Deep breath. It’s good news I kept reminding myself. It’s not cancer. (Yet… nagged the little voice that never knows when to shut up.) I reassured him that I would schedule the appointments with him and the surgeon. Of course after I arranged to have the pathology and ultrasound reports Emailed to me so I could agonize over every detail…
I scheduled the appointment for the first week in June. I tried for the first week in July – but he is on vacation that MONTH… Then I sat down to Email Meghan’s hematologist/oncologist the reports and ask her opinion. She concurred with the endocrinologist and approved of his choice of surgeon.
Within 45 minutes my phone rang. The caller ID showed the hospital number again. This time it was the surgeon’s office. They were contacting ME, at the doctor’s request – to set up a consultation for Meghan. Well I have to tell you that didn’t do a whole lot to ease my mind. Obviously it was nagging at the doctor enough that he reached out to be sure I made the appointment. Scheduled. February 25th. I couldn’t get a time because they call the day before with that. So, I explained how much I really NEED to be at work. They made me no promises. The 25th it will be. Regardless of the time.
The snow was so pretty today. So nice to be home as a family, to shovel, to play, to take some pictures, to watch an old movie.
I sat down to type this almost three hours ago, but somehow as Meghan was getting ready for bed she developed severe pain in her back and a ruthless headache. Reminders that even an hour or so in the snow is too much for her body to endure. Frustration. Fear. Two hours at her side, her father and I alternating pressure on the most painful spots. She’s asleep in my bed now. Moaning. The night will be long.

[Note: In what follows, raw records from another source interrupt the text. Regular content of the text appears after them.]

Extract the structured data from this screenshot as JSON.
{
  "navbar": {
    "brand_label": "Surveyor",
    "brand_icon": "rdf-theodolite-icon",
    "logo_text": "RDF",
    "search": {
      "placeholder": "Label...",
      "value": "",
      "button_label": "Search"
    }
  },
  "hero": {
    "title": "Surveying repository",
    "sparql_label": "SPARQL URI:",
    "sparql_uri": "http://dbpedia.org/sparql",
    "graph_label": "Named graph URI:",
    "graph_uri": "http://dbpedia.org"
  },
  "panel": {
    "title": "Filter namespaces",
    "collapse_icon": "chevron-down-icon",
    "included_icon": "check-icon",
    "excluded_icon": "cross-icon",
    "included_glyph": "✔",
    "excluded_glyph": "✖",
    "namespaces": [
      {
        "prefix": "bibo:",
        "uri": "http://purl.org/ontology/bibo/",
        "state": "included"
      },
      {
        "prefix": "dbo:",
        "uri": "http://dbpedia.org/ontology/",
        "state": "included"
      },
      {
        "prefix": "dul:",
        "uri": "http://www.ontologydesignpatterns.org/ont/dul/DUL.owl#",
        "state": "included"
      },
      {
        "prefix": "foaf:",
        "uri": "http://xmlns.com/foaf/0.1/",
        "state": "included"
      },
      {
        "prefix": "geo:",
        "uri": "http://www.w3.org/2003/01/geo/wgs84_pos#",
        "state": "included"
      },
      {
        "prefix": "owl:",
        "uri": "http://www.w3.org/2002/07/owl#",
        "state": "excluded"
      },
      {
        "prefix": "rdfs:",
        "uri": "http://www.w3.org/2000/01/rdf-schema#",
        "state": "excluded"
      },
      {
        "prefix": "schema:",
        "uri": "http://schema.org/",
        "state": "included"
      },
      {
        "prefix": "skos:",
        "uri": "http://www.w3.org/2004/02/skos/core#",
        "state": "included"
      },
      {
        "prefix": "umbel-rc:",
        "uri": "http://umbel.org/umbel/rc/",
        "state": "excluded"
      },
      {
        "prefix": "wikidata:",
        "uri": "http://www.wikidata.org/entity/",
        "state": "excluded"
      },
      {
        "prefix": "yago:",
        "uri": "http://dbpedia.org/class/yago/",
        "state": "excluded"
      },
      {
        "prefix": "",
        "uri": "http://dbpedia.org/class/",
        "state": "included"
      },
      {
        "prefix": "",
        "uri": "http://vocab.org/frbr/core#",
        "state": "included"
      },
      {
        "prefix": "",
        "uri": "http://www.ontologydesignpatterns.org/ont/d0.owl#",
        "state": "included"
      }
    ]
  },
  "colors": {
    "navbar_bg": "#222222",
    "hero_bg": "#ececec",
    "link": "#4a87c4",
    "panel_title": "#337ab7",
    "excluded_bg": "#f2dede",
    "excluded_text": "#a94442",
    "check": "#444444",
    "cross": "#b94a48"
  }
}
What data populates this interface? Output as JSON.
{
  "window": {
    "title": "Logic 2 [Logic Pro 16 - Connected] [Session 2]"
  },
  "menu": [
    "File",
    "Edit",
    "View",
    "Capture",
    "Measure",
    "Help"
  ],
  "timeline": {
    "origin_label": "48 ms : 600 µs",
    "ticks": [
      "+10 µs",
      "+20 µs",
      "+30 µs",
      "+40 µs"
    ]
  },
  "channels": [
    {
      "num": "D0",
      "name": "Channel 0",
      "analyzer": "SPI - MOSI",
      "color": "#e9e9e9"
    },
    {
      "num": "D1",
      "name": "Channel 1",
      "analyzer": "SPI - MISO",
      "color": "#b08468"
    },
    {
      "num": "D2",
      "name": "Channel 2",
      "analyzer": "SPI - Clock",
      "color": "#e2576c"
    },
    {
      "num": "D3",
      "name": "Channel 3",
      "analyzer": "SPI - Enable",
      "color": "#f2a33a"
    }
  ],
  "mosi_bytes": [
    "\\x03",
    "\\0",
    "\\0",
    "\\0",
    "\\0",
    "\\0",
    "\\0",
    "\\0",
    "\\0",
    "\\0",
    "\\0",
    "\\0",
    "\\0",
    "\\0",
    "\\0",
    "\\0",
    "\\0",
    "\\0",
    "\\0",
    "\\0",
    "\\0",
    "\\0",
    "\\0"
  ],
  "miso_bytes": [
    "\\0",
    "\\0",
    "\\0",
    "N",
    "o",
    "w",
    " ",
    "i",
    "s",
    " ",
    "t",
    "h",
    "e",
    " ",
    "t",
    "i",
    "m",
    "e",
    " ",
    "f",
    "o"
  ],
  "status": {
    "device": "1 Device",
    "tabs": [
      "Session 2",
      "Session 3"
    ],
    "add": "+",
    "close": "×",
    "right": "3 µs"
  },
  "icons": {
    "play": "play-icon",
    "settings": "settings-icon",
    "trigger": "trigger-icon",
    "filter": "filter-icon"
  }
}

Some time this afternoon I realized again, that this is just how its going to be. We are going to walk out of one fire, while walking around another. We aren’t going to know the hows and whys. We aren’t going to be able to make many plans despite our best efforts. This is life with Cowden’s. This is our life.
And tonight, as I held my husband’s hand, and we each had one hand helping soothe Meghan’s agony, I realized again that through the depth and power of our love for each other – all of us – this works for us. It’s not what I would have chosen, but it’s what we have.
Never in my wildest dreams could I imagine a day without the two of them. Somehow, that has to make us the luckiest family in the world.